▸ **GOAL OF THE EXERCISE**
The records below need to be set down again exactly; their images stay out.

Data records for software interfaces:
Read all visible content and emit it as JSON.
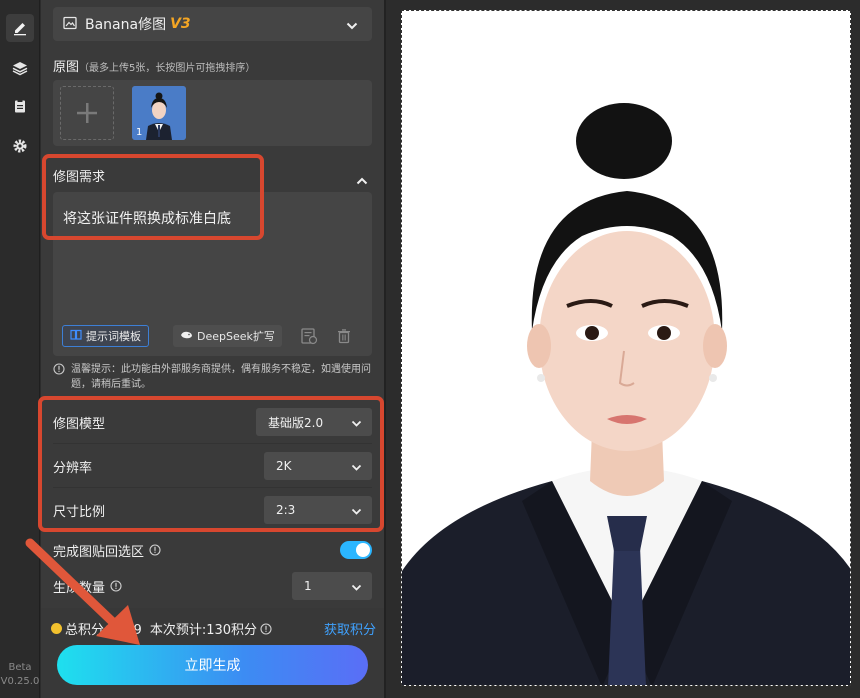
{
  "rail": {
    "version_line1": "Beta",
    "version_line2": "V0.25.0"
  },
  "tool_select": {
    "name": "Banana修图",
    "version": "V3"
  },
  "source_images": {
    "label": "原图",
    "hint": "（最多上传5张，长按图片可拖拽排序）",
    "thumb_index": "1"
  },
  "edit_request": {
    "label": "修图需求",
    "prompt": "将这张证件照换成标准白底",
    "template_chip": "提示词模板",
    "deepseek_chip": "DeepSeek扩写"
  },
  "notice": "温馨提示：此功能由外部服务商提供，偶有服务不稳定，如遇使用问题，请稍后重试。",
  "settings": {
    "model_label": "修图模型",
    "model_value": "基础版2.0",
    "resolution_label": "分辨率",
    "resolution_value": "2K",
    "ratio_label": "尺寸比例",
    "ratio_value": "2:3",
    "paste_back_label": "完成图贴回选区",
    "paste_back_on": true,
    "count_label": "生成数量",
    "count_value": "1"
  },
  "points": {
    "total": "总积分：739",
    "estimate": "本次预计:130积分",
    "get_points": "获取积分"
  },
  "generate_button": "立即生成",
  "colors": {
    "accent_orange": "#f5a623",
    "accent_blue": "#3fa2ff",
    "highlight_red": "#d7472f",
    "toggle_on": "#2bb6ff"
  }
}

▸ **FINAL ANSWER**
Read all visible content and emit it as JSON.
{
  "rail": {
    "version_line1": "Beta",
    "version_line2": "V0.25.0"
  },
  "tool_select": {
    "name": "Banana修图",
    "version": "V3"
  },
  "source_images": {
    "label": "原图",
    "hint": "（最多上传5张，长按图片可拖拽排序）",
    "thumb_index": "1"
  },
  "edit_request": {
    "label": "修图需求",
    "prompt": "将这张证件照换成标准白底",
    "template_chip": "提示词模板",
    "deepseek_chip": "DeepSeek扩写"
  },
  "notice": "温馨提示：此功能由外部服务商提供，偶有服务不稳定，如遇使用问题，请稍后重试。",
  "settings": {
    "model_label": "修图模型",
    "model_value": "基础版2.0",
    "resolution_label": "分辨率",
    "resolution_value": "2K",
    "ratio_label": "尺寸比例",
    "ratio_value": "2:3",
    "paste_back_label": "完成图贴回选区",
    "paste_back_on": true,
    "count_label": "生成数量",
    "count_value": "1"
  },
  "points": {
    "total": "总积分：739",
    "estimate": "本次预计:130积分",
    "get_points": "获取积分"
  },
  "generate_button": "立即生成",
  "colors": {
    "accent_orange": "#f5a623",
    "accent_blue": "#3fa2ff",
    "highlight_red": "#d7472f",
    "toggle_on": "#2bb6ff"
  }
}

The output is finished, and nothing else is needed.